But even though Jehoshaphat was very rich and much honored, he made a marriage alliance with Ahab of Israel. Some time later he paid a visit to Ahab at Samaria. Ahab celebrated his visit with a feast—a huge barbecue with all the lamb and beef you could eat. But Ahab had a hidden agenda; he wanted Jehoshaphat’s support in attacking Ramoth Gilead. Then Ahab brought it into the open: “Will you join me in attacking Ramoth Gilead?” Jehoshaphat said, “You bet. I’m with you all the way; you can count on me and my troops.”
Then Jehoshaphat said, “But before you do anything, ask God for guidance.”
The king of Israel got the prophets together—all four hundred of them—and put the question to them: “Should I attack Ramoth Gilead or should I hold back?”
“Go for it,” they said. “God will hand it over to the king.”
But Jehoshaphat dragged his feet, “Is there another prophet of God around here we can consult? Let’s get a second opinion.”
The king of Israel told Jehoshaphat, “As a matter of fact, there is another. But I hate him. He never preaches anything good to me, only doom, doom, doom—Micaiah son of Imlah.”
“The king shouldn’t talk about a prophet like that!” said Jehoshaphat.
So the king of Israel ordered one of his men, “Quickly, get Micaiah son of Imlah.”
Meanwhile, the king of Israel and Jehoshaphat were seated on their thrones, dressed in their royal robes, resplendent in front of the Samaria city gates. All the prophets were staging a prophecy-performance for their benefit. Zedekiah son of Kenaanah had even made a set of iron horns, and brandishing them, called out, “God’s word! With these horns you’ll gore Aram until there’s nothing left of them!” All the prophets chimed in, “Yes! Go for Ramoth Gilead! An easy victory! God’s gift to the king!”
The messenger who went to get Micaiah told him, “The prophets have all said Yes to the king. Make it unanimous—vote Yes!”
But Micaiah said, “As sure as God lives, what God says, I’ll say.”
With Micaiah before him, the king asked him, “So, Micaiah—do we attack Ramoth Gilead? Or do we hold back?”
“Go ahead,” he said, “an easy victory! God’s gift to the king.”
“Not so fast,” said the king. “How many times have I made you promise under oath to tell me the truth and nothing but the truth?”
“All right,” said Micaiah, “since you insist . . .
I saw all of Israel scattered over the hills,
sheep with no shepherd.
Then God spoke, ‘These poor people
have no one to tell them what to do.
Let them go home and do
the best they can for themselves.’”
The king of Israel turned to Jehoshaphat, “See! What did I tell you? He never has a good word for me from God, only doom.”
Micaiah kept on, “I’m not done yet; listen to God’s word:
I saw God enthroned,
and all the Angel Armies of heaven
standing at attention,

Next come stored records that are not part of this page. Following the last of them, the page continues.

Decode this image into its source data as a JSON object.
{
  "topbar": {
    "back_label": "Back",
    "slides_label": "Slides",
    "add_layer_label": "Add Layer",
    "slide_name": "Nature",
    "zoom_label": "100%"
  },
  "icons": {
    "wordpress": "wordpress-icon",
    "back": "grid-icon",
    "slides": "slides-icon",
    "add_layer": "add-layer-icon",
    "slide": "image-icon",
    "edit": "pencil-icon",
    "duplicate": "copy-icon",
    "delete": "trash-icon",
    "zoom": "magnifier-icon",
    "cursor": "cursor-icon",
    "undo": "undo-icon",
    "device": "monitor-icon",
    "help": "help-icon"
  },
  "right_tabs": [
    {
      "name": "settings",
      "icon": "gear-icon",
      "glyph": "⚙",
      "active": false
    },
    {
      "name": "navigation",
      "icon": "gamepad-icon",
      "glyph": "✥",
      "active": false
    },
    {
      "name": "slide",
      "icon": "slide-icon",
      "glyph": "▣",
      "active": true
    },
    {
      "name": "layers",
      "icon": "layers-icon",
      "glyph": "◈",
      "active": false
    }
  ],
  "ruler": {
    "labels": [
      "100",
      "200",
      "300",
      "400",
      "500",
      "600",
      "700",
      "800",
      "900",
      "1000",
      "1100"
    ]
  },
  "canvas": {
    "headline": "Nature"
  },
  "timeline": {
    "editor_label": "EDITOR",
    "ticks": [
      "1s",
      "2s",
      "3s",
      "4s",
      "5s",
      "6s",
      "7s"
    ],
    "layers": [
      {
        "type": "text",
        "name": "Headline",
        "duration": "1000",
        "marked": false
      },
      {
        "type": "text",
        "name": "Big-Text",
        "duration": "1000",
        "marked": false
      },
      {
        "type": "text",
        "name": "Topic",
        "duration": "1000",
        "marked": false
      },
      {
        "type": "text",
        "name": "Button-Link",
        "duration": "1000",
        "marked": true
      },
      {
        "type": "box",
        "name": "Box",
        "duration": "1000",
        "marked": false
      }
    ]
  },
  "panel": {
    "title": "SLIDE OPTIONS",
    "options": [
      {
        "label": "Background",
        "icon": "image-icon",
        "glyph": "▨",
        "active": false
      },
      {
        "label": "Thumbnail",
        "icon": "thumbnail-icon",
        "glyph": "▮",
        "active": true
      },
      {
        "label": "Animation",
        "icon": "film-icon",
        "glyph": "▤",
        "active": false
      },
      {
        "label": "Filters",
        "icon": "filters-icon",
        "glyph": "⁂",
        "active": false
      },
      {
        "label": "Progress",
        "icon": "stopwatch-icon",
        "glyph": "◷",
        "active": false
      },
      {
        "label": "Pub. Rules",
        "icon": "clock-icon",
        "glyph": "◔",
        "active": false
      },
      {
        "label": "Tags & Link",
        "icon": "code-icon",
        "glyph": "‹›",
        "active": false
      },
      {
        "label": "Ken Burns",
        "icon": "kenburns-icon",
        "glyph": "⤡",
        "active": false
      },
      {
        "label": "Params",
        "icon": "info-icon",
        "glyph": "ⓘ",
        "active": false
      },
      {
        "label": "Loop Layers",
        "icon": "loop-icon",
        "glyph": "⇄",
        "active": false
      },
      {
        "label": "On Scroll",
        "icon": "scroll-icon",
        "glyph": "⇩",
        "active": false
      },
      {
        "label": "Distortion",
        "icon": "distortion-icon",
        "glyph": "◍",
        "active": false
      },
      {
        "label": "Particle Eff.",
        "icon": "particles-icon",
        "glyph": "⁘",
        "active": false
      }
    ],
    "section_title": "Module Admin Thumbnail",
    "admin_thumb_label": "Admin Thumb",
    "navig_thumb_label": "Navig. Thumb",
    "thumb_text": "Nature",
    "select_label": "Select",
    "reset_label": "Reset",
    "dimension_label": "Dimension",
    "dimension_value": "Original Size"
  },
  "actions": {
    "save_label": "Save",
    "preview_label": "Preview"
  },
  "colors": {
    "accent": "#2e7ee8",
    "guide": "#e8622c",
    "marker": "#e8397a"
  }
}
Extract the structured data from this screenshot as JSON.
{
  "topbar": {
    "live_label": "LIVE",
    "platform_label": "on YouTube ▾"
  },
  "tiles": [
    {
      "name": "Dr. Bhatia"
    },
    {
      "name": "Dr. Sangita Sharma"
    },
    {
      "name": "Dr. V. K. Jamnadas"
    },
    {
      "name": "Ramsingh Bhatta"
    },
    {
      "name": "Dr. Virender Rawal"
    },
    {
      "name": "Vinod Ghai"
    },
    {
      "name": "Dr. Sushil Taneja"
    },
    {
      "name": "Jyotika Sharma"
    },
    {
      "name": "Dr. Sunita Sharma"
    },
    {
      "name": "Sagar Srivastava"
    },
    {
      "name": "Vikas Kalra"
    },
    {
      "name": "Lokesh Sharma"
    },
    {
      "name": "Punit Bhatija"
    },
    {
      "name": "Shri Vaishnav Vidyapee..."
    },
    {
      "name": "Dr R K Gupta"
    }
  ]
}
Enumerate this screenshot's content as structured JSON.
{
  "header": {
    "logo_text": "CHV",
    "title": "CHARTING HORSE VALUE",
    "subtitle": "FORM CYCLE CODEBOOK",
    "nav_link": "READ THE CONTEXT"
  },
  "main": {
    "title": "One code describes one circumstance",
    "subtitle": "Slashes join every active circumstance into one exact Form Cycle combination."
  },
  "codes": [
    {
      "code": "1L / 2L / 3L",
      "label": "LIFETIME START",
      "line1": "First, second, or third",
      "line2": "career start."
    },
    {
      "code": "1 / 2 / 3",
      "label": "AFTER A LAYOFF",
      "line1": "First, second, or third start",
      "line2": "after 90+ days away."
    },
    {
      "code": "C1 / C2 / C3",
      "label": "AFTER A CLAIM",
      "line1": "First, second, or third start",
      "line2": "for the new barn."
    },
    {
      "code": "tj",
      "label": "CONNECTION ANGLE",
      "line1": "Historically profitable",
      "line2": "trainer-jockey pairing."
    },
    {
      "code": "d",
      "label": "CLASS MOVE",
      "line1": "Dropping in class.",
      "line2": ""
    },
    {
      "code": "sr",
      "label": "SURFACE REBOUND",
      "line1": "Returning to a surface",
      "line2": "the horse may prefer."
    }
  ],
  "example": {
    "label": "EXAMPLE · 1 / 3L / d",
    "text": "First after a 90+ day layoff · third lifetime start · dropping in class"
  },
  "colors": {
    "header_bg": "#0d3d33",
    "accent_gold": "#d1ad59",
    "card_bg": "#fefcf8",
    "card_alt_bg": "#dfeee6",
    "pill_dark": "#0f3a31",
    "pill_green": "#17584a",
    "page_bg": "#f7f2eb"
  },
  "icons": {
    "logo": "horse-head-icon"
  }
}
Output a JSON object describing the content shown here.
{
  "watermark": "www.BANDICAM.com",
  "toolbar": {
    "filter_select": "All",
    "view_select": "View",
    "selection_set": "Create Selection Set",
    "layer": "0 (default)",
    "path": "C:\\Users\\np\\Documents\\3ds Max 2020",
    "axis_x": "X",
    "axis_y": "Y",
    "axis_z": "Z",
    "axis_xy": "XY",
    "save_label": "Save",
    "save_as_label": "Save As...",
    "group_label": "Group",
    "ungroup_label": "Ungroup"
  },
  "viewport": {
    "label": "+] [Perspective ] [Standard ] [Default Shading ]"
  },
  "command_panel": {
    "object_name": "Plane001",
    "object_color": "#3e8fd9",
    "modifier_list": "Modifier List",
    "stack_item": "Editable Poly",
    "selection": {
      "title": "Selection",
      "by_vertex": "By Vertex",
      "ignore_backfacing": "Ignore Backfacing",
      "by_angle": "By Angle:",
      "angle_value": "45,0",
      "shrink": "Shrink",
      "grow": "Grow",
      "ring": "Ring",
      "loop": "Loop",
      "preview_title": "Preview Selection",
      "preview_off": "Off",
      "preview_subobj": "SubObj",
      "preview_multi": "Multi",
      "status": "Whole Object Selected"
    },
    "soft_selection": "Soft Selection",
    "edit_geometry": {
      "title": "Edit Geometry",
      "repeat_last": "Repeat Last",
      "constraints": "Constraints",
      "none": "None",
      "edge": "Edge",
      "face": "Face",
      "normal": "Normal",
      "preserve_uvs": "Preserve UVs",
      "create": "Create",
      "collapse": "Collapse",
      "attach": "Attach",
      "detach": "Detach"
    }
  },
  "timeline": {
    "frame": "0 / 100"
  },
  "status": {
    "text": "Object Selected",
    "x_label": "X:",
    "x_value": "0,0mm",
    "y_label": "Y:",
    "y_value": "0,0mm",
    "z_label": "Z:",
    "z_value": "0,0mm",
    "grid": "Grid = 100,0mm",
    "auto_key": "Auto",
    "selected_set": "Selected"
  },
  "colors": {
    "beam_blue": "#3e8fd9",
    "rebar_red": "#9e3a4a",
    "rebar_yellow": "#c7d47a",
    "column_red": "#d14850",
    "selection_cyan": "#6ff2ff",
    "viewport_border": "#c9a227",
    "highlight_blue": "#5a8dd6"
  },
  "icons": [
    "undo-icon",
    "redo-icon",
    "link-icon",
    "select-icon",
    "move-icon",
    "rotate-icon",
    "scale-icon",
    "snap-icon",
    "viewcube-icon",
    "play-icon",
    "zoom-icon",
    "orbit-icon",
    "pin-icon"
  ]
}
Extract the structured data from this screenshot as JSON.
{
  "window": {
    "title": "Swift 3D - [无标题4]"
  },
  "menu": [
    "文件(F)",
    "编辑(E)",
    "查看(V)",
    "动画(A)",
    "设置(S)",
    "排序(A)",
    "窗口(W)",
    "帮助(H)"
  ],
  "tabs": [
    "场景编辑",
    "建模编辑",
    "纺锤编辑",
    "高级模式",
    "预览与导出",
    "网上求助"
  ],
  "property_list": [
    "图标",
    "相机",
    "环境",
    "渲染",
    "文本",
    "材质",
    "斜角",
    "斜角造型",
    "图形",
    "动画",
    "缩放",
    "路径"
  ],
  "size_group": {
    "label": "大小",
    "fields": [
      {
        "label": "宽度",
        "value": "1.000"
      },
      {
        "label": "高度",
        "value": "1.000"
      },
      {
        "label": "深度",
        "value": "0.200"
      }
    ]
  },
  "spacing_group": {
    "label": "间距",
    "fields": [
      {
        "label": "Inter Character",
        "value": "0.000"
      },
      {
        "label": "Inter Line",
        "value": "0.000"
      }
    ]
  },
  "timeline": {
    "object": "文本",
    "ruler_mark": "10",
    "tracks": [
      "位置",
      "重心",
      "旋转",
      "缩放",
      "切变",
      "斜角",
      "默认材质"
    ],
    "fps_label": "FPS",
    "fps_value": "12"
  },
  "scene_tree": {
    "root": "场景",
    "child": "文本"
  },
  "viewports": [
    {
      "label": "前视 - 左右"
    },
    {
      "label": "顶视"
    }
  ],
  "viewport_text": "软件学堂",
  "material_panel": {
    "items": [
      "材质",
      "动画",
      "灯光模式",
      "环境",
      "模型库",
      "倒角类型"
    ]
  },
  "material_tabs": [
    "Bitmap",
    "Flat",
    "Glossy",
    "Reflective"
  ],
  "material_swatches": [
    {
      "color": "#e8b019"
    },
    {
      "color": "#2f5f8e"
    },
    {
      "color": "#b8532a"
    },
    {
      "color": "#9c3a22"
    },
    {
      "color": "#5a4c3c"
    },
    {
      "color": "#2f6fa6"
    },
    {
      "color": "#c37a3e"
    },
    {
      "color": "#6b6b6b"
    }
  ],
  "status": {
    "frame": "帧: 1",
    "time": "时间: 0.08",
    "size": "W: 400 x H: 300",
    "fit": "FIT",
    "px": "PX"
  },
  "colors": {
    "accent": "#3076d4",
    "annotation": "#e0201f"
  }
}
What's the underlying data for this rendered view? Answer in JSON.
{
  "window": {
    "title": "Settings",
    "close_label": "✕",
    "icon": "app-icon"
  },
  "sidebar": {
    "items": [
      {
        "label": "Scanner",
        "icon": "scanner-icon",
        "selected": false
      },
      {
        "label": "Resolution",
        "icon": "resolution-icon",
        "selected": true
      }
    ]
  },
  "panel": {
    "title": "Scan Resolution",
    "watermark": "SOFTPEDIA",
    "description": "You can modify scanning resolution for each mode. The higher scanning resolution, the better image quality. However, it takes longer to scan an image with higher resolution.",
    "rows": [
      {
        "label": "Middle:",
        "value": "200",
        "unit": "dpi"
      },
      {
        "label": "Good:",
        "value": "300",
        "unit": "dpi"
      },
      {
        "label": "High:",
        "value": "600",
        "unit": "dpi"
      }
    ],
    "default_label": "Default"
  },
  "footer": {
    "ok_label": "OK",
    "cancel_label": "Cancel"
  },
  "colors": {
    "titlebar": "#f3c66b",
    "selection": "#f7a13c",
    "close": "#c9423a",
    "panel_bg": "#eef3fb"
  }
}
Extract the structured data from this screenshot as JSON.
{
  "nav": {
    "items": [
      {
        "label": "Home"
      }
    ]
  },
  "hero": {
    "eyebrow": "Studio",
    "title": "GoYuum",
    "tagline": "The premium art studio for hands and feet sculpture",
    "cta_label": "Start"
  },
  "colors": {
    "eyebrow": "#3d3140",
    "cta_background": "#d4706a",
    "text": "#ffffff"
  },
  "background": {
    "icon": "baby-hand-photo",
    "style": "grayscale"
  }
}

ranged on his right and his left.
And God said, “How can we seduce Ahab
into attacking Ramoth Gilead?”
Some said this,
and some said that.
Then a bold angel stepped out,
stood before God, and said,
“I’ll seduce him.”
“And how will you do it?” said God.
“Easy,” said the angel,
“I’ll get all the prophets to lie.”
“That should do it,” said God;
“On your way—seduce him!”
“And that’s what has happened. God filled the mouths of your puppet prophets with seductive lies. God has pronounced your doom.”
Just then Zedekiah son of Kenaanah came up and slapped Micaiah in the face, saying, “Since when did the Spirit of God leave me and take up with you?”
Micaiah said, “You’ll know soon enough; you’ll know it when you’re frantically and futilely looking for a place to hide.”
The king of Israel had heard enough: “Get Micaiah out of here! Turn him over to Amon the city magistrate and to Joash the king’s son with this message: ‘King’s orders! Lock him up in jail; keep him on bread and water until I’m back in one piece.’”
If you ever get back in one piece,
I’m no prophet of God.
When it happens, O people,
remember where you heard it!